*** Opening Task material ***
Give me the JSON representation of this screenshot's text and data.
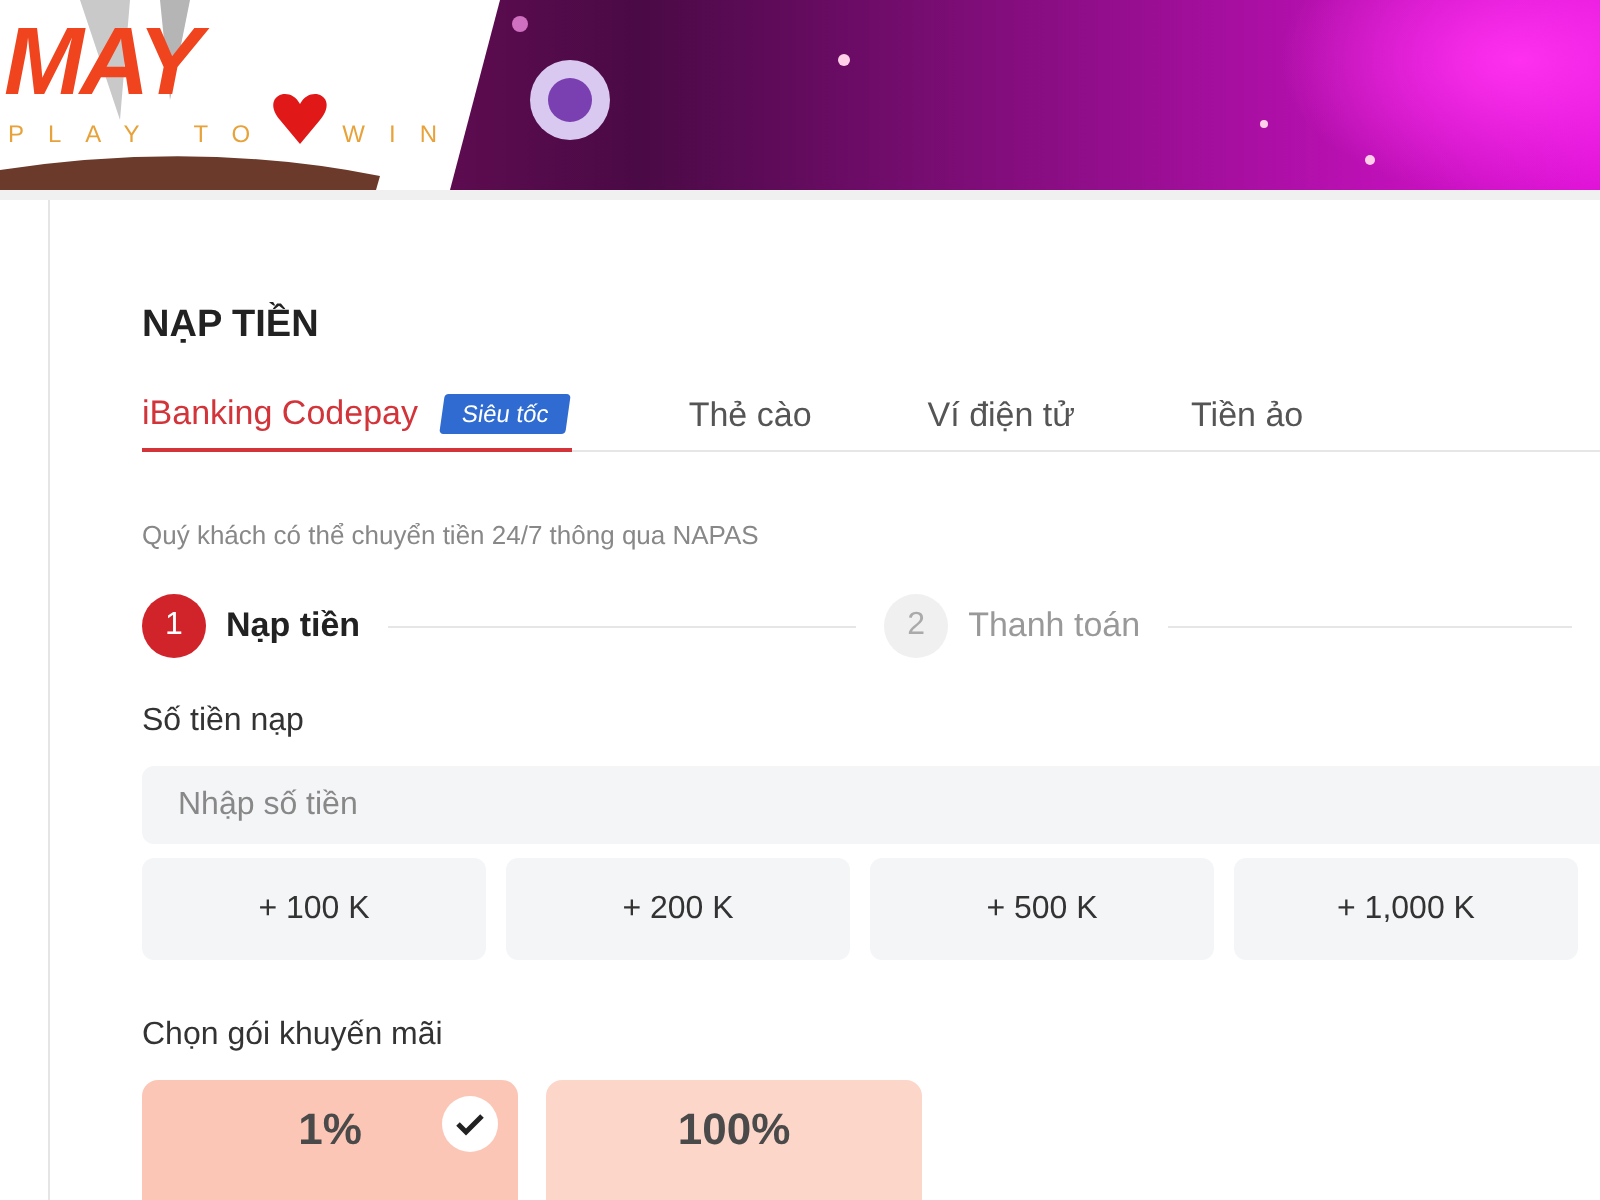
{
  "banner": {
    "logo": "MAY",
    "tagline_left": "PLAY TO",
    "tagline_right": "WIN"
  },
  "title": "NẠP TIỀN",
  "tabs": [
    {
      "label": "iBanking Codepay",
      "badge": "Siêu tốc",
      "selected": true
    },
    {
      "label": "Thẻ cào",
      "selected": false
    },
    {
      "label": "Ví điện tử",
      "selected": false
    },
    {
      "label": "Tiền ảo",
      "selected": false
    }
  ],
  "note": "Quý khách có thể chuyển tiền 24/7 thông qua NAPAS",
  "steps": [
    {
      "number": "1",
      "label": "Nạp tiền",
      "selected": true
    },
    {
      "number": "2",
      "label": "Thanh toán",
      "selected": false
    }
  ],
  "amount": {
    "label": "Số tiền nạp",
    "placeholder": "Nhập số tiền"
  },
  "quick_amounts": [
    "+ 100 K",
    "+ 200 K",
    "+ 500 K",
    "+ 1,000 K"
  ],
  "promo": {
    "label": "Chọn gói khuyến mãi",
    "packages": [
      {
        "value": "1%",
        "selected": true
      },
      {
        "value": "100%",
        "selected": false
      }
    ]
  }
}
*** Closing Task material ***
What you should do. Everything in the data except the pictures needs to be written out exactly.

Response for this exercise.
Give me the JSON representation of this screenshot's text and data.
{
  "banner": {
    "logo": "MAY",
    "tagline_left": "PLAY TO",
    "tagline_right": "WIN"
  },
  "title": "NẠP TIỀN",
  "tabs": [
    {
      "label": "iBanking Codepay",
      "badge": "Siêu tốc",
      "selected": true
    },
    {
      "label": "Thẻ cào",
      "selected": false
    },
    {
      "label": "Ví điện tử",
      "selected": false
    },
    {
      "label": "Tiền ảo",
      "selected": false
    }
  ],
  "note": "Quý khách có thể chuyển tiền 24/7 thông qua NAPAS",
  "steps": [
    {
      "number": "1",
      "label": "Nạp tiền",
      "selected": true
    },
    {
      "number": "2",
      "label": "Thanh toán",
      "selected": false
    }
  ],
  "amount": {
    "label": "Số tiền nạp",
    "placeholder": "Nhập số tiền"
  },
  "quick_amounts": [
    "+ 100 K",
    "+ 200 K",
    "+ 500 K",
    "+ 1,000 K"
  ],
  "promo": {
    "label": "Chọn gói khuyến mãi",
    "packages": [
      {
        "value": "1%",
        "selected": true
      },
      {
        "value": "100%",
        "selected": false
      }
    ]
  }
}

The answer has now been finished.